──────── The records

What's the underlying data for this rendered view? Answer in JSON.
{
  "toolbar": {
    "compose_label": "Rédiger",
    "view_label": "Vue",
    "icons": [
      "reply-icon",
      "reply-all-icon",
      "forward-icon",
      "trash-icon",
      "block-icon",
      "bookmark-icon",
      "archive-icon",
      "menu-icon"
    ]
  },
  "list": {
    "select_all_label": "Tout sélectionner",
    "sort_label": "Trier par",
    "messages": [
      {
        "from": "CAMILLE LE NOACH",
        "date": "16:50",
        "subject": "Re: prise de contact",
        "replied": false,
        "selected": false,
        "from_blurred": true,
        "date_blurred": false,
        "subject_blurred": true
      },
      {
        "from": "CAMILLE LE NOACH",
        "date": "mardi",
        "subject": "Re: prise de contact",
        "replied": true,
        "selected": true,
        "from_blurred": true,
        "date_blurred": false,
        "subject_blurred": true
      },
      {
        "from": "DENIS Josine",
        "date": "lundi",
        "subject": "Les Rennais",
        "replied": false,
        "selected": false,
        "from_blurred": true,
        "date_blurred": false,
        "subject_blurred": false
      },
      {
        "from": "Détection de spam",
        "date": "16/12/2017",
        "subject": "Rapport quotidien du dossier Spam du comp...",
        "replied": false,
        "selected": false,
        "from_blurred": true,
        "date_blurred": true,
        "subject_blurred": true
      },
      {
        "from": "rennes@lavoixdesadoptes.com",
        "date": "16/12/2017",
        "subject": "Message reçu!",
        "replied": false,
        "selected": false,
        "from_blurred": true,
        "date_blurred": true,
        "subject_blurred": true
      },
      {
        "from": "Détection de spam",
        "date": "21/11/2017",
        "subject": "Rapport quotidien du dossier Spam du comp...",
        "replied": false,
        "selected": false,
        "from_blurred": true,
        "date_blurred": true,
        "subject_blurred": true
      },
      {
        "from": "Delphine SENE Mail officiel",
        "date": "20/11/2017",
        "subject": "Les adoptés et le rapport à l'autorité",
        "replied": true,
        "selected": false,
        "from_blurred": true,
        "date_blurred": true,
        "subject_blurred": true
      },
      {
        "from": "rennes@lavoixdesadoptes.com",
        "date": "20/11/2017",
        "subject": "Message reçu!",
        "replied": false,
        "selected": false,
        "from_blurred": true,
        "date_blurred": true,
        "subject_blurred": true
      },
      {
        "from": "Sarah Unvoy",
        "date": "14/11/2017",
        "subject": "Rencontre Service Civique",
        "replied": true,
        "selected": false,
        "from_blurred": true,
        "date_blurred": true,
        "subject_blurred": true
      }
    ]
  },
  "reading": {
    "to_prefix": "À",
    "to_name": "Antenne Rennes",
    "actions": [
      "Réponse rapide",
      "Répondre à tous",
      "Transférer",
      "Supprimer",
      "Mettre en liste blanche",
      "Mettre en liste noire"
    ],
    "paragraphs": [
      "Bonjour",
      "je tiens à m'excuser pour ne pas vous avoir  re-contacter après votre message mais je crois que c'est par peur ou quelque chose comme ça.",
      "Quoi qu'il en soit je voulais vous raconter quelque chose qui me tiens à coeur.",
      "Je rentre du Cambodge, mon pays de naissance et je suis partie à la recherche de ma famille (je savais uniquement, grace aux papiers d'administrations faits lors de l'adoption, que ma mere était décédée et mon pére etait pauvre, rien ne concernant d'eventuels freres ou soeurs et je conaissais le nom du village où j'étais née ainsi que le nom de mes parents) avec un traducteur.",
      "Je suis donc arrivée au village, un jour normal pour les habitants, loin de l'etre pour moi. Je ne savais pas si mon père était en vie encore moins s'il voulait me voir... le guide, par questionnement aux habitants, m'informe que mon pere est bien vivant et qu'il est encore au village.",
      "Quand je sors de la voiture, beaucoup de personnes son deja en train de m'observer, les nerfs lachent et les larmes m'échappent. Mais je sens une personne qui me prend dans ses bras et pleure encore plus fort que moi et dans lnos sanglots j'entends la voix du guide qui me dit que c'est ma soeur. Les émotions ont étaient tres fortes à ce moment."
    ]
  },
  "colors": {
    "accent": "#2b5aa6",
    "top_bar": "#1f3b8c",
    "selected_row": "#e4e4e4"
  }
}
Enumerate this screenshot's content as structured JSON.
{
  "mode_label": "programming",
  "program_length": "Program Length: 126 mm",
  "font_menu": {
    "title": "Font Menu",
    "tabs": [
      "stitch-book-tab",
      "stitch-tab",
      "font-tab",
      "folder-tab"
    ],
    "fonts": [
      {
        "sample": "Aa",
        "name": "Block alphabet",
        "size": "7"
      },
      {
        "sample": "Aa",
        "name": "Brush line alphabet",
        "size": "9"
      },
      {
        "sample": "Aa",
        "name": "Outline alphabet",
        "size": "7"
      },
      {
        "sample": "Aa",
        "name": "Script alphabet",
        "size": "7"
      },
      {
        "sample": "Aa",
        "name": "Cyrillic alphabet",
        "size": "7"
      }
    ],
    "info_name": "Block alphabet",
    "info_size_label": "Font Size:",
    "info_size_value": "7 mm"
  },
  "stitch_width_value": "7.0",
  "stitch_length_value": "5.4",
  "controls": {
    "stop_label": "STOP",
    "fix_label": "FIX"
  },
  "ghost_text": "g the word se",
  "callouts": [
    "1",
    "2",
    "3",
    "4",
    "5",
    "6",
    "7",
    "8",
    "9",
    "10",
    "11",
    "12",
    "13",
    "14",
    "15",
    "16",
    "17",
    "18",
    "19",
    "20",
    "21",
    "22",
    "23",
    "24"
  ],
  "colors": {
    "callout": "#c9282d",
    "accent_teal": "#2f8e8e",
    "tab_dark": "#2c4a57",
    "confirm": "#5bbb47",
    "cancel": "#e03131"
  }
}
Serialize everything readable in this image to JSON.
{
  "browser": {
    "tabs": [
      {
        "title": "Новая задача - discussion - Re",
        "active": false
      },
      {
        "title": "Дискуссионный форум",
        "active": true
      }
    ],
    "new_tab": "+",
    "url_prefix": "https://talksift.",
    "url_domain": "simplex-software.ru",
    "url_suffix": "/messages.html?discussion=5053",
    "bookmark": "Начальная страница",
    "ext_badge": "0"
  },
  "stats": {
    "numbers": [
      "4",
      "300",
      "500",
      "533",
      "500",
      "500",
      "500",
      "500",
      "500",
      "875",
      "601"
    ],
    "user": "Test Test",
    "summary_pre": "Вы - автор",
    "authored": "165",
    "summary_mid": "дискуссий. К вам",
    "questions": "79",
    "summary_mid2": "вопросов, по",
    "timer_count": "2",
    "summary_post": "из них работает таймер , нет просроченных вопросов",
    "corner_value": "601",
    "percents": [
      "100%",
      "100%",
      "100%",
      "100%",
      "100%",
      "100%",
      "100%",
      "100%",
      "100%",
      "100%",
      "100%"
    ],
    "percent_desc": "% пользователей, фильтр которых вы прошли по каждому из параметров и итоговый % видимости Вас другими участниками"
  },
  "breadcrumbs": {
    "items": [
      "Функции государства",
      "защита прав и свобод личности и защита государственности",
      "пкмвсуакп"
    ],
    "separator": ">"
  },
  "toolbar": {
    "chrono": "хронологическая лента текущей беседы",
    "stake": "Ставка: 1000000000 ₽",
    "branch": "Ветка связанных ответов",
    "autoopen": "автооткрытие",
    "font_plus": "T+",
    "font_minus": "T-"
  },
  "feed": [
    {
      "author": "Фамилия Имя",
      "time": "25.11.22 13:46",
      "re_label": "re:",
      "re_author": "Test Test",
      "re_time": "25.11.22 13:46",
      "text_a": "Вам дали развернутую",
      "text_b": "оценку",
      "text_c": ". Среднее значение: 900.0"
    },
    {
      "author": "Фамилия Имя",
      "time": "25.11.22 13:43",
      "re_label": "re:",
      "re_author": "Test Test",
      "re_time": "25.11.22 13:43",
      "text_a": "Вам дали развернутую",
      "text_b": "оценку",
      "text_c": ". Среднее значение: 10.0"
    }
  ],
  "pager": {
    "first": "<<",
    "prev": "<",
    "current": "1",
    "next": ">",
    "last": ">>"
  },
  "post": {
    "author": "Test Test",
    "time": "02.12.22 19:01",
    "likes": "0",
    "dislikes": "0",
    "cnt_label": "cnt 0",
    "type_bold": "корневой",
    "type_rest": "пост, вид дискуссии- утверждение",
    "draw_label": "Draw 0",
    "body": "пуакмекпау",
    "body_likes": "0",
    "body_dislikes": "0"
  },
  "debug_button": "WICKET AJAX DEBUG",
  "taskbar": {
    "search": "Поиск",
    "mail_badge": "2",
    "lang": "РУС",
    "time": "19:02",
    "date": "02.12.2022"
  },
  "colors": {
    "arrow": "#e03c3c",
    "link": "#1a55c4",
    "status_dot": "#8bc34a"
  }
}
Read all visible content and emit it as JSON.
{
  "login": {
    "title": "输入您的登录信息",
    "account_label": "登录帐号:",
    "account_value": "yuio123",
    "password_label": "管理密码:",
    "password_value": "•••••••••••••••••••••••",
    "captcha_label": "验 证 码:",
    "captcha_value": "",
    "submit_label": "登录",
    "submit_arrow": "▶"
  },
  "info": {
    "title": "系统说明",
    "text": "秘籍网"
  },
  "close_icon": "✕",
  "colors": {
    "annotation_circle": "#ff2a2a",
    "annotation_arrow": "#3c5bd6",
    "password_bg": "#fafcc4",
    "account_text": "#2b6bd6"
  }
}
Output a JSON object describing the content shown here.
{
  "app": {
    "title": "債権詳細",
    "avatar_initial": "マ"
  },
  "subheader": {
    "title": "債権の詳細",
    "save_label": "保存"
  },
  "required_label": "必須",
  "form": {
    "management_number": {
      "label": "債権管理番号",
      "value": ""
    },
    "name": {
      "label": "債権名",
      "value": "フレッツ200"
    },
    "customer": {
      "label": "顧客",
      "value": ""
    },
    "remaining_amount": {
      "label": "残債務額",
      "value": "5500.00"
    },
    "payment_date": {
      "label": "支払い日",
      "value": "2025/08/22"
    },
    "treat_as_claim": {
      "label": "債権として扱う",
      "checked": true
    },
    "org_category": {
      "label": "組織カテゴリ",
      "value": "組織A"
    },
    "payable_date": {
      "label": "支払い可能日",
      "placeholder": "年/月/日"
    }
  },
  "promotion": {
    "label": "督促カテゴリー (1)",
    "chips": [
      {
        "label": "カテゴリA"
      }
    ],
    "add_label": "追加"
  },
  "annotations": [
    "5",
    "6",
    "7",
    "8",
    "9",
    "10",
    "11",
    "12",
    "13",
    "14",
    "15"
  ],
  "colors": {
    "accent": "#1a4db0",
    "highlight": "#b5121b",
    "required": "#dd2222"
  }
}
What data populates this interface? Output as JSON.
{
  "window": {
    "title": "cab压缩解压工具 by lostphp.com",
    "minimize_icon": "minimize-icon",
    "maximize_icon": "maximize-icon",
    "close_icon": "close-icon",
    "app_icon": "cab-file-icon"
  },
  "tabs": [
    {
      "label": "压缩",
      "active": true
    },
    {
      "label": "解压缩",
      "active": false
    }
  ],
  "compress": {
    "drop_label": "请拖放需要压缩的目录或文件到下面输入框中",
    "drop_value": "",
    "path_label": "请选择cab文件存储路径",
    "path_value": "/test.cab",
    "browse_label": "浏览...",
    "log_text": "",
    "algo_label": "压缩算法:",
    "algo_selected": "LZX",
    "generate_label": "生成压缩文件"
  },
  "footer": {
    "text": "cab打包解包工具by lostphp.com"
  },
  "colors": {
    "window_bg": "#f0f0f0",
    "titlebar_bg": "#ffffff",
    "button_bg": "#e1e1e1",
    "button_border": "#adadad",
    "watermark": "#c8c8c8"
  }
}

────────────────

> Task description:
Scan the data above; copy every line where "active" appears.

> Solution for this task:
        "active": false
        "active": true
      "active": true
      "active": false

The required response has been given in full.